Pictured here in his South Melbourne strip, handballing the Sherrin to the legendary South full-forward Bob Pratt and the equally legendary Laurie Nash alongside by the pickets is Parade’s very own Peter Bedford (1964), the League’s Brownlow Medallist of 50 years ago.
Peter, who was recently inducted to the Old Paradians’ Association Hall of Fame, and whose name graces the newly-built sporing facility at Parade College’s Bundoora Campus, recently recalled this moment at the old Lakeside Oval - home to him through his 178-game in nine seasons – five of them club best and fairest seasons - for the mighty Bloods.

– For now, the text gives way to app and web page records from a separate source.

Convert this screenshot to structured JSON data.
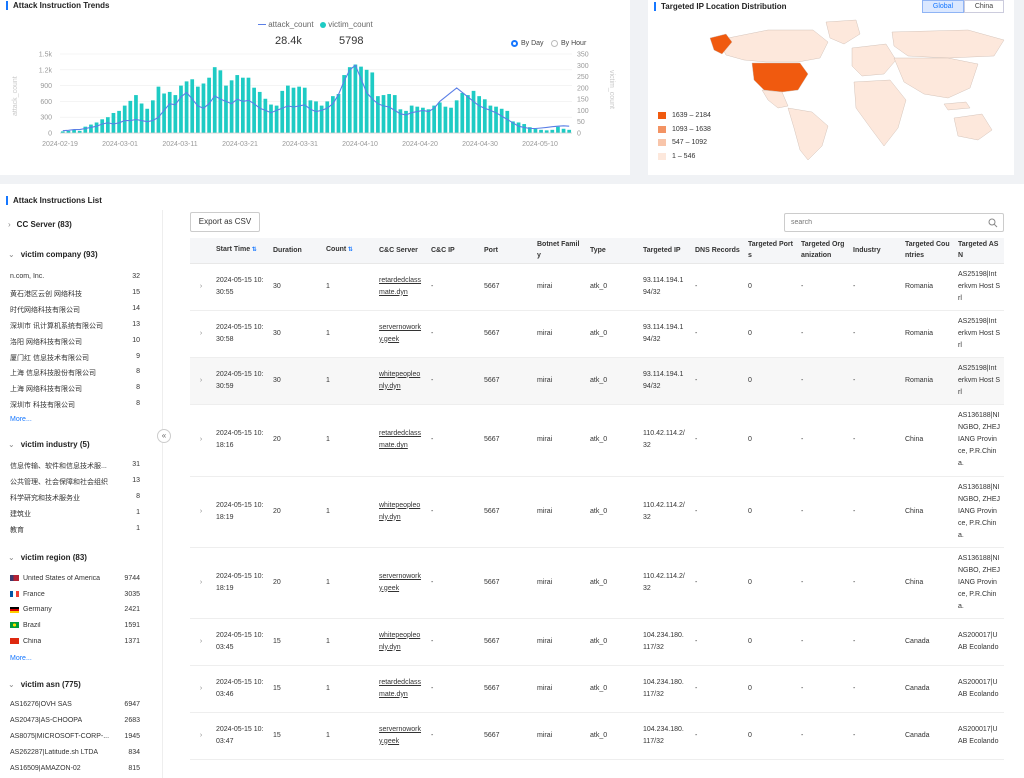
{
  "trends": {
    "title": "Attack Instruction Trends",
    "legend": [
      {
        "name": "attack_count",
        "total": "28.4k",
        "color": "#5b7fe6"
      },
      {
        "name": "victim_count",
        "total": "5798",
        "color": "#1ecbc4"
      }
    ],
    "radio": [
      {
        "label": "By Day",
        "checked": true
      },
      {
        "label": "By Hour",
        "checked": false
      }
    ],
    "y_left_axis_label": "attack_count",
    "y_right_axis_label": "victim_count"
  },
  "chart_data": {
    "type": "bar",
    "x_ticks": [
      "2024-02-19",
      "2024-03-01",
      "2024-03-11",
      "2024-03-21",
      "2024-03-31",
      "2024-04-10",
      "2024-04-20",
      "2024-04-30",
      "2024-05-10"
    ],
    "y_left_ticks": [
      "0",
      "300",
      "600",
      "900",
      "1.2k",
      "1.5k"
    ],
    "y_right_ticks": [
      "0",
      "50",
      "100",
      "150",
      "200",
      "250",
      "300",
      "350"
    ],
    "ylim_left": [
      0,
      1500
    ],
    "ylim_right": [
      0,
      350
    ],
    "series": [
      {
        "name": "attack_count",
        "type": "bar",
        "color": "#1ecbc4",
        "values": [
          30,
          40,
          60,
          40,
          120,
          160,
          200,
          260,
          300,
          380,
          420,
          520,
          610,
          720,
          560,
          460,
          620,
          880,
          750,
          780,
          720,
          900,
          980,
          1020,
          880,
          940,
          1050,
          1250,
          1190,
          900,
          1000,
          1100,
          1050,
          1050,
          860,
          780,
          650,
          540,
          520,
          800,
          900,
          860,
          880,
          860,
          620,
          600,
          520,
          600,
          700,
          740,
          1100,
          1250,
          1300,
          1260,
          1200,
          1150,
          700,
          720,
          740,
          720,
          450,
          420,
          520,
          500,
          480,
          450,
          520,
          580,
          500,
          480,
          620,
          760,
          720,
          800,
          700,
          640,
          520,
          500,
          460,
          420,
          220,
          200,
          170,
          110,
          80,
          60,
          50,
          60,
          120,
          80,
          60
        ]
      },
      {
        "name": "victim_count",
        "type": "line",
        "color": "#5b7fe6",
        "values": [
          10,
          12,
          15,
          15,
          20,
          25,
          30,
          40,
          45,
          40,
          45,
          55,
          55,
          60,
          55,
          50,
          55,
          70,
          100,
          130,
          125,
          160,
          180,
          150,
          120,
          110,
          130,
          165,
          150,
          140,
          130,
          150,
          140,
          145,
          130,
          110,
          100,
          90,
          100,
          110,
          120,
          115,
          120,
          125,
          105,
          95,
          100,
          110,
          130,
          170,
          230,
          280,
          300,
          240,
          180,
          150,
          130,
          120,
          115,
          100,
          85,
          80,
          90,
          95,
          100,
          95,
          110,
          140,
          160,
          180,
          200,
          180,
          160,
          140,
          120,
          110,
          100,
          90,
          75,
          60,
          45,
          30,
          25,
          20,
          20,
          22,
          25,
          28,
          30,
          32,
          30
        ]
      }
    ]
  },
  "geo": {
    "title": "Targeted IP Location Distribution",
    "tabs": [
      {
        "label": "Global",
        "active": true
      },
      {
        "label": "China",
        "active": false
      }
    ],
    "legend": [
      {
        "range": "1639 – 2184",
        "color": "#f05a0f"
      },
      {
        "range": "1093 – 1638",
        "color": "#f39363"
      },
      {
        "range": "547 – 1092",
        "color": "#f8c5aa"
      },
      {
        "range": "1 – 546",
        "color": "#fde8dc"
      }
    ]
  },
  "list": {
    "title": "Attack Instructions List",
    "export_label": "Export as CSV",
    "search_placeholder": "search",
    "more_label": "More...",
    "groups": {
      "cc": {
        "title": "CC Server (83)"
      },
      "company": {
        "title": "victim company (93)",
        "items": [
          {
            "label": "n.com, Inc.",
            "count": "32"
          },
          {
            "label": "黄石港区云创 网络科技",
            "count": "15"
          },
          {
            "label": "时代网络科技有限公司",
            "count": "14"
          },
          {
            "label": "深圳市 讯计算机系统有限公司",
            "count": "13"
          },
          {
            "label": "洛阳 网络科技有限公司",
            "count": "10"
          },
          {
            "label": "厦门红 信息技术有限公司",
            "count": "9"
          },
          {
            "label": "上海 信息科技股份有限公司",
            "count": "8"
          },
          {
            "label": "上海 网络科技有限公司",
            "count": "8"
          },
          {
            "label": "深圳市 科技有限公司",
            "count": "8"
          }
        ]
      },
      "industry": {
        "title": "victim industry (5)",
        "items": [
          {
            "label": "信息传输、软件和信息技术服...",
            "count": "31"
          },
          {
            "label": "公共管理、社会保障和社会组织",
            "count": "13"
          },
          {
            "label": "科学研究和技术服务业",
            "count": "8"
          },
          {
            "label": "建筑业",
            "count": "1"
          },
          {
            "label": "教育",
            "count": "1"
          }
        ]
      },
      "region": {
        "title": "victim region (83)",
        "items": [
          {
            "label": "United States of America",
            "count": "9744",
            "flag": "us"
          },
          {
            "label": "France",
            "count": "3035",
            "flag": "fr"
          },
          {
            "label": "Germany",
            "count": "2421",
            "flag": "de"
          },
          {
            "label": "Brazil",
            "count": "1591",
            "flag": "br"
          },
          {
            "label": "China",
            "count": "1371",
            "flag": "cn"
          }
        ]
      },
      "asn": {
        "title": "victim asn (775)",
        "items": [
          {
            "label": "AS16276|OVH SAS",
            "count": "6947"
          },
          {
            "label": "AS20473|AS-CHOOPA",
            "count": "2683"
          },
          {
            "label": "AS8075|MICROSOFT-CORP-...",
            "count": "1945"
          },
          {
            "label": "AS262287|Latitude.sh LTDA",
            "count": "834"
          },
          {
            "label": "AS16509|AMAZON-02",
            "count": "815"
          }
        ]
      }
    },
    "columns": [
      "",
      "Start Time",
      "Duration",
      "Count",
      "C&C Server",
      "C&C IP",
      "Port",
      "Botnet Family",
      "Type",
      "Targeted IP",
      "DNS Records",
      "Targeted Ports",
      "Targeted Organization",
      "Industry",
      "Targeted Countries",
      "Targeted ASN"
    ],
    "rows": [
      {
        "start": "2024-05-15 10:30:55",
        "duration": "30",
        "count": "1",
        "cc": "retardedclassmate.dyn",
        "ccip": "-",
        "port": "5667",
        "family": "mirai",
        "type": "atk_0",
        "tip": "93.114.194.194/32",
        "dns": "-",
        "tports": "0",
        "org": "-",
        "industry": "-",
        "country": "Romania",
        "asn": "AS25198|Interkvm Host Srl"
      },
      {
        "start": "2024-05-15 10:30:58",
        "duration": "30",
        "count": "1",
        "cc": "servernoworky.geek",
        "ccip": "-",
        "port": "5667",
        "family": "mirai",
        "type": "atk_0",
        "tip": "93.114.194.194/32",
        "dns": "-",
        "tports": "0",
        "org": "-",
        "industry": "-",
        "country": "Romania",
        "asn": "AS25198|Interkvm Host Srl"
      },
      {
        "start": "2024-05-15 10:30:59",
        "duration": "30",
        "count": "1",
        "cc": "whitepeopleonly.dyn",
        "ccip": "-",
        "port": "5667",
        "family": "mirai",
        "type": "atk_0",
        "tip": "93.114.194.194/32",
        "dns": "-",
        "tports": "0",
        "org": "-",
        "industry": "-",
        "country": "Romania",
        "asn": "AS25198|Interkvm Host Srl"
      },
      {
        "start": "2024-05-15 10:18:16",
        "duration": "20",
        "count": "1",
        "cc": "retardedclassmate.dyn",
        "ccip": "-",
        "port": "5667",
        "family": "mirai",
        "type": "atk_0",
        "tip": "110.42.114.2/32",
        "dns": "-",
        "tports": "0",
        "org": "-",
        "industry": "-",
        "country": "China",
        "asn": "AS136188|NINGBO, ZHEJIANG Province, P.R.China."
      },
      {
        "start": "2024-05-15 10:18:19",
        "duration": "20",
        "count": "1",
        "cc": "whitepeopleonly.dyn",
        "ccip": "-",
        "port": "5667",
        "family": "mirai",
        "type": "atk_0",
        "tip": "110.42.114.2/32",
        "dns": "-",
        "tports": "0",
        "org": "-",
        "industry": "-",
        "country": "China",
        "asn": "AS136188|NINGBO, ZHEJIANG Province, P.R.China."
      },
      {
        "start": "2024-05-15 10:18:19",
        "duration": "20",
        "count": "1",
        "cc": "servernoworky.geek",
        "ccip": "-",
        "port": "5667",
        "family": "mirai",
        "type": "atk_0",
        "tip": "110.42.114.2/32",
        "dns": "-",
        "tports": "0",
        "org": "-",
        "industry": "-",
        "country": "China",
        "asn": "AS136188|NINGBO, ZHEJIANG Province, P.R.China."
      },
      {
        "start": "2024-05-15 10:03:45",
        "duration": "15",
        "count": "1",
        "cc": "whitepeopleonly.dyn",
        "ccip": "-",
        "port": "5667",
        "family": "mirai",
        "type": "atk_0",
        "tip": "104.234.180.117/32",
        "dns": "-",
        "tports": "0",
        "org": "-",
        "industry": "-",
        "country": "Canada",
        "asn": "AS200017|UAB Ecolando"
      },
      {
        "start": "2024-05-15 10:03:46",
        "duration": "15",
        "count": "1",
        "cc": "retardedclassmate.dyn",
        "ccip": "-",
        "port": "5667",
        "family": "mirai",
        "type": "atk_0",
        "tip": "104.234.180.117/32",
        "dns": "-",
        "tports": "0",
        "org": "-",
        "industry": "-",
        "country": "Canada",
        "asn": "AS200017|UAB Ecolando"
      },
      {
        "start": "2024-05-15 10:03:47",
        "duration": "15",
        "count": "1",
        "cc": "servernoworky.geek",
        "ccip": "-",
        "port": "5667",
        "family": "mirai",
        "type": "atk_0",
        "tip": "104.234.180.117/32",
        "dns": "-",
        "tports": "0",
        "org": "-",
        "industry": "-",
        "country": "Canada",
        "asn": "AS200017|UAB Ecolando"
      }
    ]
  }
}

“This was a press photograph and I reckon it was taken in the early 70s,” Peter said recently.
“The thought behind those who organised the photo was to get the two great legends back to the Lake Oval where they forged such great histories . . . and I was fortunate enough be part of it.”

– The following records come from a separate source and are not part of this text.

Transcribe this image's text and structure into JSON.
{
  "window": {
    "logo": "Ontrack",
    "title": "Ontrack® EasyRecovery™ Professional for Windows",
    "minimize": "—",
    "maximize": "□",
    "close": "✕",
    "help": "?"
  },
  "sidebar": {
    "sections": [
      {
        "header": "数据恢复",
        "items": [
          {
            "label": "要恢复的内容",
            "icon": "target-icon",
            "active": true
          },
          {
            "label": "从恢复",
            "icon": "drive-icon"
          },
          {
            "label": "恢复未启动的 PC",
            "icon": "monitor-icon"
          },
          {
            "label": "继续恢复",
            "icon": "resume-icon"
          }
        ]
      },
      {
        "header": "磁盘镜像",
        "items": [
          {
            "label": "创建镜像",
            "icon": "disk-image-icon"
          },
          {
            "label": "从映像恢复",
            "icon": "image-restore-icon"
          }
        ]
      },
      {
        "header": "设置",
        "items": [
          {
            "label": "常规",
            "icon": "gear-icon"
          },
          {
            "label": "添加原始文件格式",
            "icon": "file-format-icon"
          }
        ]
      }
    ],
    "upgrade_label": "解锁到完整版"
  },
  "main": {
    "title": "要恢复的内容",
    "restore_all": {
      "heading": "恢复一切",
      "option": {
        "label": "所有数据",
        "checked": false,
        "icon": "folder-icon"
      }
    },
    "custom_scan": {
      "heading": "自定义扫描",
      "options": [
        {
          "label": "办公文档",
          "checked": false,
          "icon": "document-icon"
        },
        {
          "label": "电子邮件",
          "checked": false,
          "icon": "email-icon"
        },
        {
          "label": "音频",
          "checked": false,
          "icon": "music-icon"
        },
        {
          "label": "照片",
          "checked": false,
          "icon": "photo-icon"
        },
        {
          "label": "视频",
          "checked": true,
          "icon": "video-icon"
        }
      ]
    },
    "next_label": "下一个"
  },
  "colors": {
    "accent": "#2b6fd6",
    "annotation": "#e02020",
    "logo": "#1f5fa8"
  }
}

Harold Robert (‘Bob’) Pratt represented South in 158 games (including the 1933 Grand Final triumph) from 1930-’39 and beyond the war in ’46. In ’34 he famously booted 150 goals in a season – a record equalled by Hawthorn’s Peter Hudson in 1971, but never broken.
Laurence John (‘Laurie’) Nash was also a member of South’s 1933 premiership team, its captain in ’37 and leading goalkicker in that year and again in ’45. As with Peter, Laurie also excelled in cricket, as a paceman and hard-hitting lower order batsman who represented Australia in two Tests.
Though Bob and Laurie chased the leather well before Peter’s time, the latter holds fond memories of the pair of them – particularly Laurie who together with another former South great Ron Clegg were positive influences on Peter when he first joined the club from nearby Port Melbourne.
And it was Laurie with whom Peter would often share a convivial ale at the nearby Cricket Club Hotel (mine host the late Brian ‘The Whale’ Roberts) on Clarendon Street.
“It was a great meeting place for sportsmen of all sorts, from ‘Nashy’ through to Sid Patterson the great bike rider and ‘Soapy’ Vallence the great Carlton full-forward,” Peter said.
“The famous story with ‘Nashy’ of course was that when they asked him who was the best footballer he’d ever seen he’d reply ‘I see him every morning when I shave’."
Peter recalled a funny aside to this photograph, which related to when it was first presented as a framed auction item at a South Melbourne Football Club function in the city.
“A particular person came up to me, not obviously having a great knowledge of history, to ask me who the two old timekeepers in the photo were," Peter said.
“I had to tell him that those two old timekeepers were two of our greatest players.”